It is a sentiment shared by Professor Chas Bountra, Pro-Vice-Chancellor for Innovation at the University of Oxford: “The impact for Oxfordshire in terms of jobs, growth and prosperity will be visible to all. I want Oxford to rapidly become the innovation capital of Europe”.
Half of the funding for the programme is coming from the European Regional Development Fund (ERDF). Partners delivering the programme with OxLEP are matching the investment. These include the University of Oxford, Cherwell District Council, Oxford City Council and Oxford University Hospitals NHS Foundation Trust.
Helen Brind, the Growth Hub Manager at OxLEP Business said: “The programme is open to any enterprise in Oxfordshire. And it is by no means exclusive to cutting edge or technology-based enterprises. With a few exceptions such as agriculture and fisheries, most sectors can participate. We want to hear from any entrepreneur looking to do something differently.”

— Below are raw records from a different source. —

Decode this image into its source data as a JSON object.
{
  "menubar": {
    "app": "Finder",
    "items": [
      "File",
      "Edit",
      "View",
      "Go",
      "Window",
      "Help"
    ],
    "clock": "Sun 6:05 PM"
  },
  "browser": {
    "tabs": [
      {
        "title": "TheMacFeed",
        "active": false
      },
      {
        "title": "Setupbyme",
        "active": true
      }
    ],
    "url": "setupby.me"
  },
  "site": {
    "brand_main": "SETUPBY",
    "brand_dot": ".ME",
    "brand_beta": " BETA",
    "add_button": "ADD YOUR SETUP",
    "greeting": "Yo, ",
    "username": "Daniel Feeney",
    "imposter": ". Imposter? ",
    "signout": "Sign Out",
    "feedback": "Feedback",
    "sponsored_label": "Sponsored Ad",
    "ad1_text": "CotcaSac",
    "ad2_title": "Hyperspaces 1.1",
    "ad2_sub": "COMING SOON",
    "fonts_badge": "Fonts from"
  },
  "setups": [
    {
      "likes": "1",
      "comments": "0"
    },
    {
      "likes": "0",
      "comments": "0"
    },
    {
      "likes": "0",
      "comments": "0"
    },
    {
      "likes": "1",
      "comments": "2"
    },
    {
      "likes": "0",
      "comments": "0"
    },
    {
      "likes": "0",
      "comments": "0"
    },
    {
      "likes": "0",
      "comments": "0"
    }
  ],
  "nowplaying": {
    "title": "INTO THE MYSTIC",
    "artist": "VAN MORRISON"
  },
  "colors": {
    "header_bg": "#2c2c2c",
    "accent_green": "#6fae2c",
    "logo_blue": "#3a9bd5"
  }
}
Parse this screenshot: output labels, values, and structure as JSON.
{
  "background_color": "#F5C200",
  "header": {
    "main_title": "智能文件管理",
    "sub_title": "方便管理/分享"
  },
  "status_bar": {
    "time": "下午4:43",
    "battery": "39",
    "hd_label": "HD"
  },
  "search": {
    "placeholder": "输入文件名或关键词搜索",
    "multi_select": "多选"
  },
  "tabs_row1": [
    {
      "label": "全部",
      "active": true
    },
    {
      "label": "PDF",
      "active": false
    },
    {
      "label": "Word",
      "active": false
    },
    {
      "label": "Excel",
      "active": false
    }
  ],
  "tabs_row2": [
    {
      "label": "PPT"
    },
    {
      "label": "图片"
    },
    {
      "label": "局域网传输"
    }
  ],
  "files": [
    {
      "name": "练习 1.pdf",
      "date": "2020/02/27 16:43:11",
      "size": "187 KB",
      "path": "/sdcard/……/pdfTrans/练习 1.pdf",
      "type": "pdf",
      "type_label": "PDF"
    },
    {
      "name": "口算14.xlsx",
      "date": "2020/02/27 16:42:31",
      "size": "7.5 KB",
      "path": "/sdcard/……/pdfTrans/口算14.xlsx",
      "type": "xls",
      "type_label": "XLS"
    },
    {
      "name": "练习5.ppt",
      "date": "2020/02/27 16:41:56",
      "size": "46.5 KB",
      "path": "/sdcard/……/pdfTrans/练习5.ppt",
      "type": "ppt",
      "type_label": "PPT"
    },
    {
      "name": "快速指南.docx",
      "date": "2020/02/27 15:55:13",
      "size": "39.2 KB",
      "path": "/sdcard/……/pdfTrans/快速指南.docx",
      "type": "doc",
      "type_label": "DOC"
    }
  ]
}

Recognising that no two projects are the same, the ISfB programme will meet with each client to understand their needs and develop a bespoke package of support for them. This can include one-to-one coaching and mentoring, workshops and Go-Create grants. The programme team is also facilitating access to specialist expertise, equipment and resources which are typically available only to larger companies. Such as the affordable Agile wet chemistry lab at Begbroke Science Park, which is now open for business, soon to be followed by a fully kitted out Prototyping lab. The Bicester Eco Business Centre and the SmartOxford Incubator will also offer co-working space for entrepreneurs just starting out.
Helen Brind explained: “You can access outstanding support from experienced people with the relevant skills to match your needs. Our workshops, seminars and masterclasses offer insights to help in developing and commercialing ideas. Go-Create grants from £1,000 to £50,000 are also available for up to 33% of project costs.
OxLEP’s Chief Executive Nigel Tipple says this is a significant initiative, encouraging SMEs to participate in the growth of Oxfordshire’s economy at a time when there is so much change.
“It’s important that our SMEs are actively-engaged and aware of how they can be innovative; not just to support their own growth, but also Oxfordshire’s continued emergence as a genuine global asset.”
Ultimately, this is a chance for SMEs moving from ‘potential’ to ‘actual’ innovation. To use an old phrase: an idea that stays on the design table is just that, an idea.
What is the ISfB Programme doing for business?
Helping you to develop and commercialise new ideas
Supporting you to establish new links with researchers to develop for your business
Enhancing research and innovation infrastructure in Oxfordshire
Promoting business investment in research and innovation
What is available for your enterprise?
Coaching and mentoring
Workshops, seminars and masterclasses.
Access to equipment, expertise and resources
Want to find out more?
Contact the ISfB team at: